I really hope that’s just the character you wrote talking, Steven Moffat, because if it’s not, if this is your view… you’re a fucking moron.

How do I put this… since, as a PTSD sufferer, I am rather upset….

People who suffer from PTSD can often operate extremely well under stressful conditions similar to those in which they incurred the trauma.

Given that said conditions are often life-and-death or fatal ones, how the fuck else do you think that PTSD sufferers actually survive to have PTSD later on after the war? PTSD is, in its own twisted way, a survival mechanism that, for better or worse, works extremely well. The problem is, indeed, when life becomes normal, because trigger reactions and memories no longer fit.

I mean, hell. My oncall rotation is one where a mistake can cause millions of dollars in damage. I actually did have a choice to not go on a rotation that is so very vital to my company. But here I am, and been so for almost three years. Why the hell do you think I made that choice?

Basically, just because Watson’s limp wasn’t “real” doesn’t mean his trauma or his PTSD also aren’t real; and just because he has PTSD doesn’t mean he can’t function in a high stakes situation, just as he did on the show.

If you want a good portrait of how PTSD interplays with “thirst for adventure”, go digest Dorothy L. Sayers’ Lord Peter Wimsey series. (I summarized it, too.)

Oh well. It’s unlikely to come up ever again, because it’s likely to never be addressed again. Another one for the What PTSD? box.
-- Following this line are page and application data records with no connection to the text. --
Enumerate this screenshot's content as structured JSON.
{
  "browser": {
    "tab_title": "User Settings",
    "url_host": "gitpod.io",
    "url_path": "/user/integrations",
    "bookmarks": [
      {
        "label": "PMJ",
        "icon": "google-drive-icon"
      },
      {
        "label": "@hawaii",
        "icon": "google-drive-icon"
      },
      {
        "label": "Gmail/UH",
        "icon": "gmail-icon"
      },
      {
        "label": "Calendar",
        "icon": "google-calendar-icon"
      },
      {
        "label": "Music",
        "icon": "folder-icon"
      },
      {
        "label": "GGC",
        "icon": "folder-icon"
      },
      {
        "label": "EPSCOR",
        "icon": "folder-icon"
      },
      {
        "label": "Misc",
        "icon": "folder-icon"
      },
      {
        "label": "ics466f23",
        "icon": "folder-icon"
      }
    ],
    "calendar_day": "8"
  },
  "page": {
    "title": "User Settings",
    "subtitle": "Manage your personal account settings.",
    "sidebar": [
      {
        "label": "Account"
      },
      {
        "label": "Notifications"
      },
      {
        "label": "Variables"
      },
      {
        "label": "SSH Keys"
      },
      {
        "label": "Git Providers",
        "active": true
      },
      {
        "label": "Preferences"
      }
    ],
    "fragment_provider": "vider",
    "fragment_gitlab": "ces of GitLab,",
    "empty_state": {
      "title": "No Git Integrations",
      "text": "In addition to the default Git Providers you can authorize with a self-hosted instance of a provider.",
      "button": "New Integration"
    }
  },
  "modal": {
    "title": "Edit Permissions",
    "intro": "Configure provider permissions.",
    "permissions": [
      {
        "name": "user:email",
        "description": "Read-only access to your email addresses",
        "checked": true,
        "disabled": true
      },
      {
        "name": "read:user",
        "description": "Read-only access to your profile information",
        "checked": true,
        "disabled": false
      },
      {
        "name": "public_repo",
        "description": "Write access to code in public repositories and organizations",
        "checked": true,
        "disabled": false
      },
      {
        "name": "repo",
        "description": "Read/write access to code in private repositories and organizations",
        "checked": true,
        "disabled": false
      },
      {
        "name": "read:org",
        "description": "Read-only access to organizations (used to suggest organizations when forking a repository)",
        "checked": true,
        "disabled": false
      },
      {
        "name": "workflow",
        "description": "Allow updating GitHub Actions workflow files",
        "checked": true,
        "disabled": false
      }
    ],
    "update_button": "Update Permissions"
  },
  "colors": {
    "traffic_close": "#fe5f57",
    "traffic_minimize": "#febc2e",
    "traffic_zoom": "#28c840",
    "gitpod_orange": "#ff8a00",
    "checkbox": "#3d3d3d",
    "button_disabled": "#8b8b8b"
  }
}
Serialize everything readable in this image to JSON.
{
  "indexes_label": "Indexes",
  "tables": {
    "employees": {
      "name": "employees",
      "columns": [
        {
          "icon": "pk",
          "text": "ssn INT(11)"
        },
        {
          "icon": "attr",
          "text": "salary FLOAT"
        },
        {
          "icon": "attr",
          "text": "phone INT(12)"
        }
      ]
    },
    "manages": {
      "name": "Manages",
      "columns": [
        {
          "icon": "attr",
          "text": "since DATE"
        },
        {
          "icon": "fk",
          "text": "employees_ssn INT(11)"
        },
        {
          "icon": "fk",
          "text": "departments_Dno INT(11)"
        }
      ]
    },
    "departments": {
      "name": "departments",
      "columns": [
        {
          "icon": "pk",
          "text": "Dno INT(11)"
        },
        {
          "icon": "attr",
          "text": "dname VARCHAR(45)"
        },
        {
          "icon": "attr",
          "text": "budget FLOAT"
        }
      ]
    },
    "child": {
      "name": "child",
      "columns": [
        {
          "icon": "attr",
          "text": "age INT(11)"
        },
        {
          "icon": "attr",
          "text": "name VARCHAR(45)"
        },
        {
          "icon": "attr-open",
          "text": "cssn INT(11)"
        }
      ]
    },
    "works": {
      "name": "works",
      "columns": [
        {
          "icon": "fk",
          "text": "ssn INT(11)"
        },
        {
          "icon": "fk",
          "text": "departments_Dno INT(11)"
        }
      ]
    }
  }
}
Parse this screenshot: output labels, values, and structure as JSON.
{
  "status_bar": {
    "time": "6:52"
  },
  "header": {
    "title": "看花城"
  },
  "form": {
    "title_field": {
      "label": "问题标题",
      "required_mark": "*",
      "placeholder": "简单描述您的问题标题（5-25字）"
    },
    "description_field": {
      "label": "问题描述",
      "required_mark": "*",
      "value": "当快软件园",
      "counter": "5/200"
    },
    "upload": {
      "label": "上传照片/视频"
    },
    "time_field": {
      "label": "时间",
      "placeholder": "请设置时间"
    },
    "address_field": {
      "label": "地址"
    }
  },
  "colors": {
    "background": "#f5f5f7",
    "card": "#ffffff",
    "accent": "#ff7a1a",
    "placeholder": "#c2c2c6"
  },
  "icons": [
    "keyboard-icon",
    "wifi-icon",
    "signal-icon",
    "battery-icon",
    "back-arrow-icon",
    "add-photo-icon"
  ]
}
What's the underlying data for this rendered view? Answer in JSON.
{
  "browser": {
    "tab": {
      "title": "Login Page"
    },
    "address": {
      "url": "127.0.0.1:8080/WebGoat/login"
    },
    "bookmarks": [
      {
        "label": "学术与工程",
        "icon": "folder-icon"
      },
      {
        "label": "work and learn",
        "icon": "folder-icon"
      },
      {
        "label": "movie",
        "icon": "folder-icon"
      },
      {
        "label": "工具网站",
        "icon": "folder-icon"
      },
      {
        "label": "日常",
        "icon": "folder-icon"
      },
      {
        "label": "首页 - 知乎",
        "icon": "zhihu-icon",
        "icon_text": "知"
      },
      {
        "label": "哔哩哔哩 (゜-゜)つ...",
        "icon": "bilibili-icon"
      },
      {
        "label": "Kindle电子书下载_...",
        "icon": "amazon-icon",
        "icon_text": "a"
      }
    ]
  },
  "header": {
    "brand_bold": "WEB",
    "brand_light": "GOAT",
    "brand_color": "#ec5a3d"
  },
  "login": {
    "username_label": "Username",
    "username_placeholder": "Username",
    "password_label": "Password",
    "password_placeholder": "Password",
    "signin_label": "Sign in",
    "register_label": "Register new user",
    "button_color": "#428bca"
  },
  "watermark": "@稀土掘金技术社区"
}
I am disappointed. And if Watson is magically healed of PTSD (just like his game leg!), then Moffat has just perpetuated more marginalization of actual PTSD sufferers. After all, real main characters can’t have PTSD.

The episode? Otherwise extremely good.

Retyping the Speckled Band: Closure at Last

This little post series started out when this blog was brand new and focused on writing. Since then, the focus of this blog has changed, new sub-blogs have been created, and I learned more about writing, maybe, sort of, or at least analysis.

This series started here, and now ends on Holmesian Derivations, but I just felt it was fitting to list the links here, seing as “Retyping the Speckled Band” started here.

And now I’m free! Free! FREE!

Also I think I found next year’s RickRoll.

You Know the Rules, and So Do I

In regards to my post about The Beekeeper’s Apprentice and the Sherlock Holmes sequel… it was a RickRoll for April Fools day.

(I know I got at least ONE person! ETA: I’ve never had someone cuss at me for rickrolling them before. I love firsts!)

I actually do love Rick Astley songs. Especially “Never Gonna Give You Up”, although for April 1st I tend to think along these lyrics instead of the normal ones:

We’re no strangers to 4/1.
You know the rules,
And so do I.
Playing pranks is what I’m thinking of,
And you’ll get this from every other site.

I just want to play with your feelings,
Gotta make you understand:
I’m gonna kid you up,
I’m gonna let you down,
I’m gonna run around,
And joke with you.
I’m gonna make you sigh,
I’m gonna say goodbye,
I’m gonna tell a lie,
And desert you.

It was a fun post to write.

Of course, it might come to pass, so it might actually be a prophetic April Fools joke after all….